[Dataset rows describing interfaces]
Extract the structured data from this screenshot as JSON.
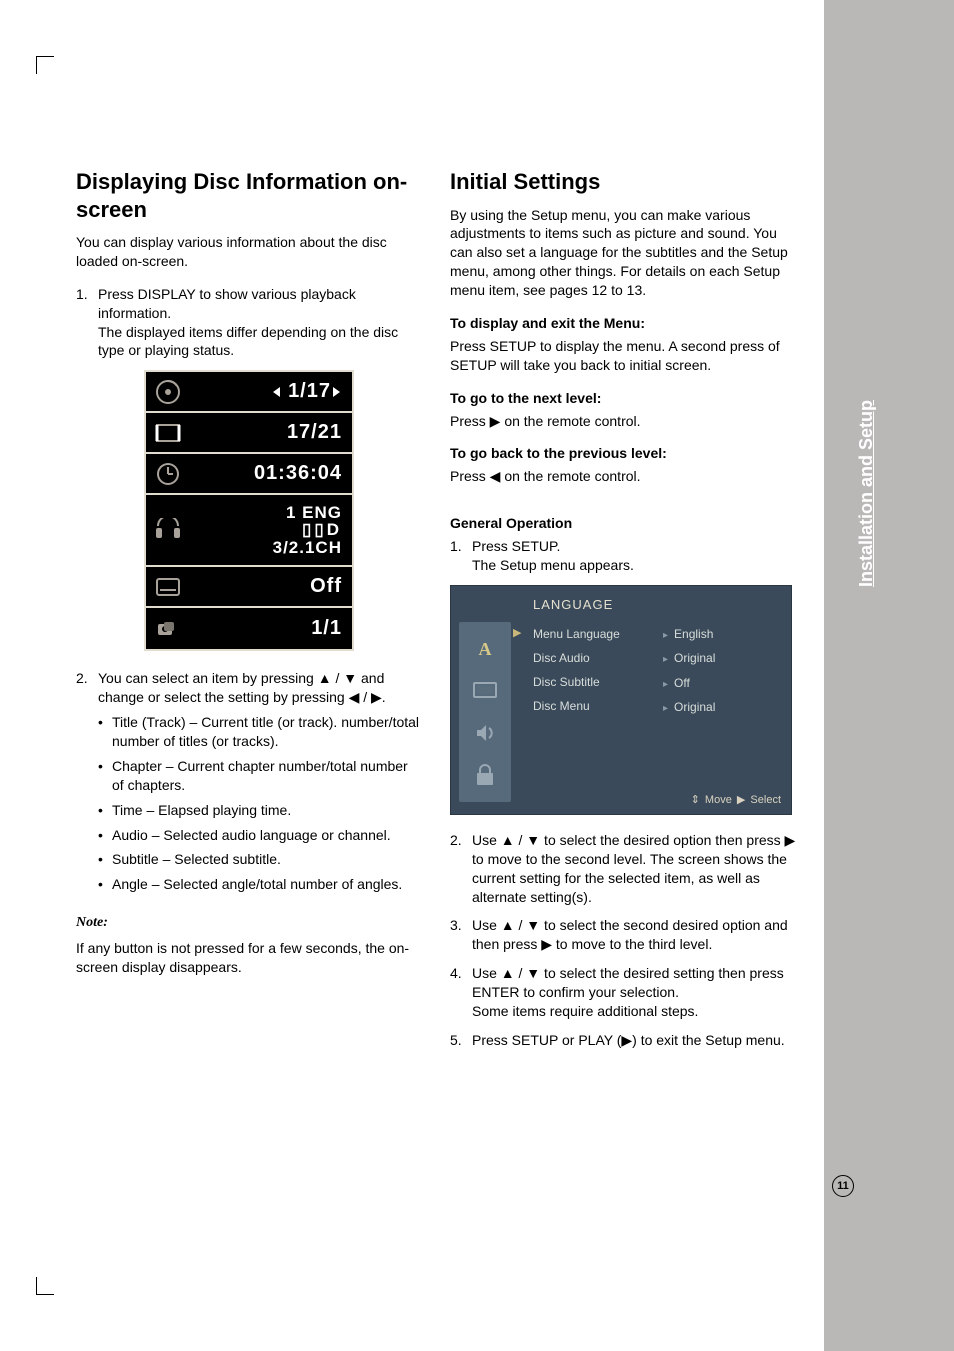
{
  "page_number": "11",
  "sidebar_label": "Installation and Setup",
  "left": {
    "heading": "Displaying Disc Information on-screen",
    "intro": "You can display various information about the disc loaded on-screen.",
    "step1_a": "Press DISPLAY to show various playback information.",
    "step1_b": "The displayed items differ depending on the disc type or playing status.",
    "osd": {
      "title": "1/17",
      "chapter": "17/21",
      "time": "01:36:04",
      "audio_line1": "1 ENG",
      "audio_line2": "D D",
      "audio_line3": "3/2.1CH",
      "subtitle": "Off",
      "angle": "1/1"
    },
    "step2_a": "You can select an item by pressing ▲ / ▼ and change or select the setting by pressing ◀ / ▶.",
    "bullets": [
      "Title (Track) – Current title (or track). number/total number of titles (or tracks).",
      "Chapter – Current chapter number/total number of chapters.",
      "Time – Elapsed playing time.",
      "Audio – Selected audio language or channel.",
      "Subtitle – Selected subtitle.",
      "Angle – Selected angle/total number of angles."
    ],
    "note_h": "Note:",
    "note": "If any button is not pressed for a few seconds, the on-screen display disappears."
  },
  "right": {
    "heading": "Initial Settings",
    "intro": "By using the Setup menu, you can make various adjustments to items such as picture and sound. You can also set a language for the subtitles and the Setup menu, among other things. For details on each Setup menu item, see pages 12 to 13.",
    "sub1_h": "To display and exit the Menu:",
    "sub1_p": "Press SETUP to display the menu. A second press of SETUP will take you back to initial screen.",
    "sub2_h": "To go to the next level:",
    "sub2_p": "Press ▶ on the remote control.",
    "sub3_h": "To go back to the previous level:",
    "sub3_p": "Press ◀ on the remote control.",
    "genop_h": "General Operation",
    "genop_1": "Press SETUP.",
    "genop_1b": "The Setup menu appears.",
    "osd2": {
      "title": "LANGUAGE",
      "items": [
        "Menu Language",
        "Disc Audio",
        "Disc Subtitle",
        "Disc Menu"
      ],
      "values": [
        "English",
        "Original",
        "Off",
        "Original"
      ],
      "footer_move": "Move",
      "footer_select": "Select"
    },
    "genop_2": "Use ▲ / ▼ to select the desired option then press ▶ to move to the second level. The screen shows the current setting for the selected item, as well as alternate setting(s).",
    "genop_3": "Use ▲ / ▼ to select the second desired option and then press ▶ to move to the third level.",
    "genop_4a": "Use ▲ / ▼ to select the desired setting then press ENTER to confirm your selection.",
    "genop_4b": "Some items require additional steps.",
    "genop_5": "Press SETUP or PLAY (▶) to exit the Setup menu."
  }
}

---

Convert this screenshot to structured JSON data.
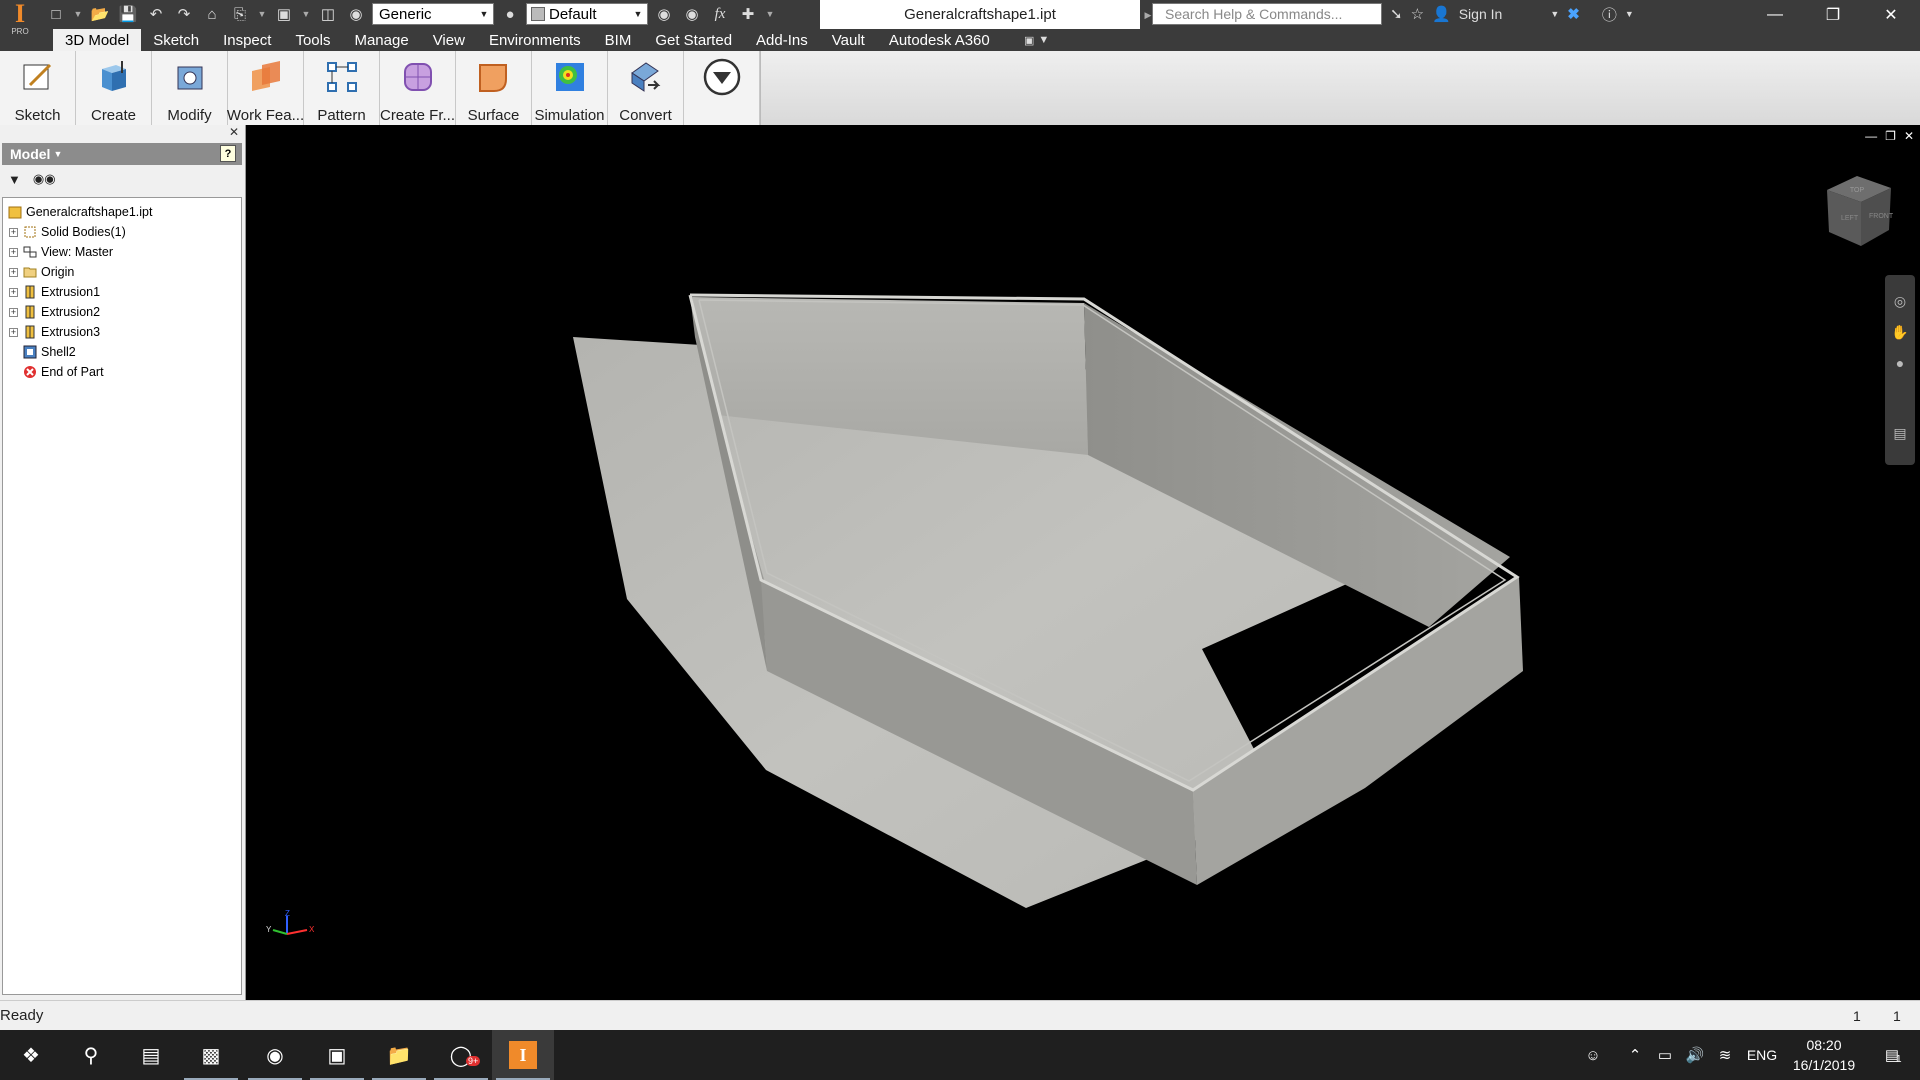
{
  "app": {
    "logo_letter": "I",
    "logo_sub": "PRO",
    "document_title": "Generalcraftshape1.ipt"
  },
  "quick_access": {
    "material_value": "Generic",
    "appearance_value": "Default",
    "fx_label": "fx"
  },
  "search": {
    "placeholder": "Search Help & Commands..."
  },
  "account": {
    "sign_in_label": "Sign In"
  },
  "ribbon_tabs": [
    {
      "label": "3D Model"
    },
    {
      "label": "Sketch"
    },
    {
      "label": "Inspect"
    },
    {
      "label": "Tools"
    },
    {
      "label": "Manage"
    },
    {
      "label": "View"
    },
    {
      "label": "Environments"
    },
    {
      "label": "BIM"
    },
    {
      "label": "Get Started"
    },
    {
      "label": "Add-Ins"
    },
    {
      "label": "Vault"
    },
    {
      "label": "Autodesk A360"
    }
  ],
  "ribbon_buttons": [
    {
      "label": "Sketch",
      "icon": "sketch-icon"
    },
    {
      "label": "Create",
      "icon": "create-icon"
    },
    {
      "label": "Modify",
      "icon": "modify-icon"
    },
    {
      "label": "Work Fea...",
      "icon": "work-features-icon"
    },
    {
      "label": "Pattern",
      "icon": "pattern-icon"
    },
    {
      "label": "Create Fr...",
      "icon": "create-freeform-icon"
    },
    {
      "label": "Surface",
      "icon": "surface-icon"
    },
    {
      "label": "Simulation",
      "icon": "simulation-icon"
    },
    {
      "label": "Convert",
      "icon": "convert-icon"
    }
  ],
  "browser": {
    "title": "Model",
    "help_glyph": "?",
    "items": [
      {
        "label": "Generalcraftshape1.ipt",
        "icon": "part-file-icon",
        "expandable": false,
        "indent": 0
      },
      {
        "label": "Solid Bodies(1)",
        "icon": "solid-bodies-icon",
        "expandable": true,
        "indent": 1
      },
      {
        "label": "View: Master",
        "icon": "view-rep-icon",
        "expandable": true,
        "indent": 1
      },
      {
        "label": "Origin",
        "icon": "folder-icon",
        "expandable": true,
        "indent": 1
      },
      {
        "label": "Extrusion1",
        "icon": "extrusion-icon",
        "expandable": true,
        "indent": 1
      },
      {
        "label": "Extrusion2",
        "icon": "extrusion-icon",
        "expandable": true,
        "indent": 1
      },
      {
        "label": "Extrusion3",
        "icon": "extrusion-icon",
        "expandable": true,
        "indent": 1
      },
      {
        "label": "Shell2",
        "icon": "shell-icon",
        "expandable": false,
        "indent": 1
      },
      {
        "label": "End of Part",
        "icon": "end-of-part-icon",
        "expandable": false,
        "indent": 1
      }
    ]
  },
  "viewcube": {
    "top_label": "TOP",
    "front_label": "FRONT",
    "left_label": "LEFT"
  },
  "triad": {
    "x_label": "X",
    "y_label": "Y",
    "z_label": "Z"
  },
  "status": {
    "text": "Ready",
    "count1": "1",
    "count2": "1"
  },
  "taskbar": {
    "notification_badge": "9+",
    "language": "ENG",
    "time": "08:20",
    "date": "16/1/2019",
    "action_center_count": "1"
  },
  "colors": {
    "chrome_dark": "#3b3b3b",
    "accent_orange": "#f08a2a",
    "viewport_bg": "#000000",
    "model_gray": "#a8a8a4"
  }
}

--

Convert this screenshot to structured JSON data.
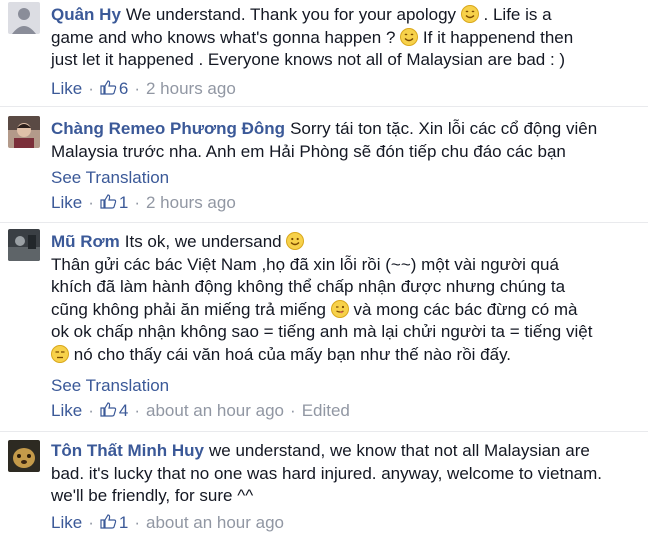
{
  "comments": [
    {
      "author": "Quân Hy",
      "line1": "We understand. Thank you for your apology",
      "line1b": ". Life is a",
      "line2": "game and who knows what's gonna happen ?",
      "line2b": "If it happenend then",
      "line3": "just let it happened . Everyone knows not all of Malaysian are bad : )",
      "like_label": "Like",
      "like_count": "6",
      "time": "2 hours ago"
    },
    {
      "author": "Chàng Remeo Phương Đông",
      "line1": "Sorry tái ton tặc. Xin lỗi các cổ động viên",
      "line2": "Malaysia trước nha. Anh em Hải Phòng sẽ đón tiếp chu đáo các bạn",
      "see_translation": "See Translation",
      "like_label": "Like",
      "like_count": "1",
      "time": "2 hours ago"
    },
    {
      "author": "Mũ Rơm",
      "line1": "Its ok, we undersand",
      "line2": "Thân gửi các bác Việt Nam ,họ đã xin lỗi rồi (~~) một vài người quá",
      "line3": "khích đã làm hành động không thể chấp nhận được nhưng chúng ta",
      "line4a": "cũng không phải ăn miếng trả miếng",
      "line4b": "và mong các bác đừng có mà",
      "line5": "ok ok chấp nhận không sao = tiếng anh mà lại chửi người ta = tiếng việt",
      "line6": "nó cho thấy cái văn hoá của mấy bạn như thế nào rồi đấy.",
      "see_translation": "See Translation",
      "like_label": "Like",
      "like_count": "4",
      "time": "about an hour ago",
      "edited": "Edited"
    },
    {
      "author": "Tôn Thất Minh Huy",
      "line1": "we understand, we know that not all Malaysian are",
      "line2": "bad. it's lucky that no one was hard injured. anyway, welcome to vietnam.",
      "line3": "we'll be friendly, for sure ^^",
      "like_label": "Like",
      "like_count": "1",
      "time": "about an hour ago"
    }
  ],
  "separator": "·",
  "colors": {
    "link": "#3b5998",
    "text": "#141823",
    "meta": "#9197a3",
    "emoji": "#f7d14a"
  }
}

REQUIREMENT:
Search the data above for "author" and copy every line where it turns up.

WRITTEN SOLUTION:
      "author": "Quân Hy",
      "author": "Chàng Remeo Phương Đông",
      "author": "Mũ Rơm",
      "author": "Tôn Thất Minh Huy",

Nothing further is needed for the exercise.